The surprising thing, was that I, Miss laid back Christian girl, suddenly cared deeply about he thought about this Jesus Guy. I wanted to correct my sweet boyfriend's mistakes.

So I started arguing with him. I mean, it was INTENSE. One time I remember fighting so intensely about this crazy issue of "if Jesus said no to dying on the cross could God have found a replacement." Jon said "yes." I started yelling at Jon in the car "God only had ONE son. No one could have taken over his place." We were arguing so passionately that neither recognized that we took a wrong turn on the high way. After one hour, we suddenly saw the Mackinaw Bridge in front of us--telling us that we had gone North on a central Michigan highway instead of South!

I didn't recognize this "formerly" laid back girl who was suddenly fighting so hard with her boyfriend--as if it matter what he personally thought about God. In fact, when we got engaged, I remembered our atypical fights over religion with shame. "What if this fighting spreads to other areas?" I worried.

Now that dear husband and I are both Carmelites, I laugh.

I think my deep interest in my boyfriend's personal thoughts about Jesus and God because I loved him! His religious viewpoints directly mattered to me! Jon was about to become my husband. My fellow Carmelite. The Father of my children. In our joint vocation- matrimony-- it is intensely important that BOTH of us are pointing in the right direction in matters of faith.

Sometimes fighting over Faith is a sign of True LOVE and "Tolerance" is simply lazy, self-interest.

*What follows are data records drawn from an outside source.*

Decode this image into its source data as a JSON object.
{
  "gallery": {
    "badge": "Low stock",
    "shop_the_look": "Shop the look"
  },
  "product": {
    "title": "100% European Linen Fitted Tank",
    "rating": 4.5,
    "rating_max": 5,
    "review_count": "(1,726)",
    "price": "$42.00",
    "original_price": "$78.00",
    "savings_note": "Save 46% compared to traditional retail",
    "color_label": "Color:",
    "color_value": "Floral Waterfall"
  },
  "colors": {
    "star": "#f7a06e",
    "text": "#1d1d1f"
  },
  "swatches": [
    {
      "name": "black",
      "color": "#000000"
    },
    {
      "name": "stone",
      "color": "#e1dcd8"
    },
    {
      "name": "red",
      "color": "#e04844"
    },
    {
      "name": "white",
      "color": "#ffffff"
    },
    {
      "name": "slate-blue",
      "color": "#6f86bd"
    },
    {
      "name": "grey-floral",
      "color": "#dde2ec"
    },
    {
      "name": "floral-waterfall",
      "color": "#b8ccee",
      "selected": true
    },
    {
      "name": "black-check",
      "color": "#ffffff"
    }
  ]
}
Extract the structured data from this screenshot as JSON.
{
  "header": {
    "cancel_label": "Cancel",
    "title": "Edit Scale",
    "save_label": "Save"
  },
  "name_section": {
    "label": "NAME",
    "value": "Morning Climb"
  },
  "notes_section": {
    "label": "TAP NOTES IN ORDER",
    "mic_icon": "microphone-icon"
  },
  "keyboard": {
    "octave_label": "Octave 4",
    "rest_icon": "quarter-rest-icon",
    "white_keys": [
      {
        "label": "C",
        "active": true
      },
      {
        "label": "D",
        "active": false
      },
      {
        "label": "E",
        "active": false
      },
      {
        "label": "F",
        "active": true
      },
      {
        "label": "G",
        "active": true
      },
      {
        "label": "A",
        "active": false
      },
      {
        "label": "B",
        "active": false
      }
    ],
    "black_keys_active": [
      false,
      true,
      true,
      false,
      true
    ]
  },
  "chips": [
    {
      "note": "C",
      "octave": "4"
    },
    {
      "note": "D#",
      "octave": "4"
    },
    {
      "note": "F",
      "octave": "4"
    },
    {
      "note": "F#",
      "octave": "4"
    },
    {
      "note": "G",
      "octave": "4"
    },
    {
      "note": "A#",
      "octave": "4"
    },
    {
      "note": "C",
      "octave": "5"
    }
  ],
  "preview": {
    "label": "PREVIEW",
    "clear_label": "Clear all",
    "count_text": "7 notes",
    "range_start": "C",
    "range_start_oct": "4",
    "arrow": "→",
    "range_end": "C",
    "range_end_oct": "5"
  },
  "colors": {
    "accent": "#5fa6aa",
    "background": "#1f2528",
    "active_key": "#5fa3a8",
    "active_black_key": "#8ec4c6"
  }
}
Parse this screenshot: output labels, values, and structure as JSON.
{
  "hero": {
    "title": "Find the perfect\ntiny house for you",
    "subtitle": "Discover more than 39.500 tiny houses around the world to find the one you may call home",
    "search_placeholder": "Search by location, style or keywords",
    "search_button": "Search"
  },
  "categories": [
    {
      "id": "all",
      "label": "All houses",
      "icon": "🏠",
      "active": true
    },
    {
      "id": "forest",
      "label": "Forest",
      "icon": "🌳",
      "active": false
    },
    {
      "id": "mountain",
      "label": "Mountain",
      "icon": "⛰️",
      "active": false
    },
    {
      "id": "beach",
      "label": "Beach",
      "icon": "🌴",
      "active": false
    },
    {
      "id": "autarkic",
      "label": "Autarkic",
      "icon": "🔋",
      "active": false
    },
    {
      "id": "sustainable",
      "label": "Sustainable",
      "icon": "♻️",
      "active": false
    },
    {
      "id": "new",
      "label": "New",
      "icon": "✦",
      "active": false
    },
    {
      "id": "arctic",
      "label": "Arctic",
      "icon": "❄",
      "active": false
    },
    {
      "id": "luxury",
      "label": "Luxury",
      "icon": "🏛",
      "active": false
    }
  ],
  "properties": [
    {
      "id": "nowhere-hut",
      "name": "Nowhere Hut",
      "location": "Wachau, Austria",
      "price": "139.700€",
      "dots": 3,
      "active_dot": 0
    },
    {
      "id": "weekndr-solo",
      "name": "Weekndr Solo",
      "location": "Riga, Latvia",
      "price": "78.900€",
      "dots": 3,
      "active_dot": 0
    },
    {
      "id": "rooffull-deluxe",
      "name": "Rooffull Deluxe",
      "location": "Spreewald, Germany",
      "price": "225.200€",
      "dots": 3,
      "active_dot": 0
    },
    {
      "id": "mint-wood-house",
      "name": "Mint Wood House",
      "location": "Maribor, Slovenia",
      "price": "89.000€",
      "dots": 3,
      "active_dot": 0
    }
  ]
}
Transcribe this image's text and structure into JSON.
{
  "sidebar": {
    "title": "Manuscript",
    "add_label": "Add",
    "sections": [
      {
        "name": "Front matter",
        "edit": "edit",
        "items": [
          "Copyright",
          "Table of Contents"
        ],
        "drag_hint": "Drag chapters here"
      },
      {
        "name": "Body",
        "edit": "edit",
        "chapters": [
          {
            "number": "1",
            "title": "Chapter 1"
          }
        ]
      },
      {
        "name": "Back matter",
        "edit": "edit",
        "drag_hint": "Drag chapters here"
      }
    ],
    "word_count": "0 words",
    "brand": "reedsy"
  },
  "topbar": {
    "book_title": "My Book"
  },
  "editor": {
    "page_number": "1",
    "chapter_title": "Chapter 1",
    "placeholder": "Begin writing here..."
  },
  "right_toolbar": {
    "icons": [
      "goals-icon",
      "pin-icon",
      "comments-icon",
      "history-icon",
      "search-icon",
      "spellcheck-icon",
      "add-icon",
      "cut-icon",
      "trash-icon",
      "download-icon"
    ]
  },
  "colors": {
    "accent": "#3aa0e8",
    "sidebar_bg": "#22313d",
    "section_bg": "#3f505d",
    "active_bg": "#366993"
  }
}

(inspired by thoughts from He Adopted Me First and Little Catholic Bubble).